• WHAT THE TASK REQUIRES
From the entries below, count the lines holding the word "réseau" and give nothing but the number.
═════ RECORDS PROVIDED
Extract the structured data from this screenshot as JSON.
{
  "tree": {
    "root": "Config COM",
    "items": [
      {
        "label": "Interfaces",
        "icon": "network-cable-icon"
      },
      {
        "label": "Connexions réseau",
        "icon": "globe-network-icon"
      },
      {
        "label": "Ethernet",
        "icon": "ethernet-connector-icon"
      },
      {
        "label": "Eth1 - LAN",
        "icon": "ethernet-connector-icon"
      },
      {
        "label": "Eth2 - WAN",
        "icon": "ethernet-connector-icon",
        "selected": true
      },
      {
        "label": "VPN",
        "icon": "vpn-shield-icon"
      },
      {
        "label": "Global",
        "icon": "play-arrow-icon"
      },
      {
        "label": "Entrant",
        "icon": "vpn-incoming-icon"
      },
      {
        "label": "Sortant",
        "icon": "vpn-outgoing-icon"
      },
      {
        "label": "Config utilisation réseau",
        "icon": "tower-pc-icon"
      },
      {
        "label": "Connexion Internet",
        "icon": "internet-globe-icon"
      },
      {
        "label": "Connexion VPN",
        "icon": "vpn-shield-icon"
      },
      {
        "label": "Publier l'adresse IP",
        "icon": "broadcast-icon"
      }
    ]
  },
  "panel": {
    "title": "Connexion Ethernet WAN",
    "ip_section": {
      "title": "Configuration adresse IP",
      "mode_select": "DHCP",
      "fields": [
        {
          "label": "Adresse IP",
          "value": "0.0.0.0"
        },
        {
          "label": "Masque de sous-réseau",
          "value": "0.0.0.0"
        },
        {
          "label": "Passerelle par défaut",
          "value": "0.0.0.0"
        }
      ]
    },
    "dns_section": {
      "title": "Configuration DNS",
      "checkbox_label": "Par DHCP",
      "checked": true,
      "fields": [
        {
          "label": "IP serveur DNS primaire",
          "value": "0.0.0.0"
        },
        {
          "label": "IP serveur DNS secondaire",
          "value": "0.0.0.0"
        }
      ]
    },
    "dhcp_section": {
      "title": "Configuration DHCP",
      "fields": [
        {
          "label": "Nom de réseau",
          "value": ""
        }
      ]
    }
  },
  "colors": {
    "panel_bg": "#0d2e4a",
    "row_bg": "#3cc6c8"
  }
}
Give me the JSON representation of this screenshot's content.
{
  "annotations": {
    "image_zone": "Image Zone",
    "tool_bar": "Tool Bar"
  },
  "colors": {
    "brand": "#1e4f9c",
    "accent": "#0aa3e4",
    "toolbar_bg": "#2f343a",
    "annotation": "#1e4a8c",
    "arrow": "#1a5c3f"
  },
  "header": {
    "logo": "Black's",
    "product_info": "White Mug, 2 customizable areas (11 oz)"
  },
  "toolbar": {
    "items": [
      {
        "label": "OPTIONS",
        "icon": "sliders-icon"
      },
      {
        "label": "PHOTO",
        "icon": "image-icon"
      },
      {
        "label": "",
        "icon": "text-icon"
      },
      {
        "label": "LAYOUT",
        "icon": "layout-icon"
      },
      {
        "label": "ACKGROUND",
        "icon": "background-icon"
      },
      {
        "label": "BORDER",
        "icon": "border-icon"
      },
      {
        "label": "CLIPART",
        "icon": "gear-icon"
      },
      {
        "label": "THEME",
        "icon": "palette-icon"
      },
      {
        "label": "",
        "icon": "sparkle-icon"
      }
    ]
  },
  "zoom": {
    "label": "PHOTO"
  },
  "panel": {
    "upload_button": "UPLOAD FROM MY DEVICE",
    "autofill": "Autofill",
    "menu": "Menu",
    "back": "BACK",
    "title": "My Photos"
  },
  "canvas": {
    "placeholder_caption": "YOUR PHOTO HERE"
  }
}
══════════
• EXERCISE ANSWER
4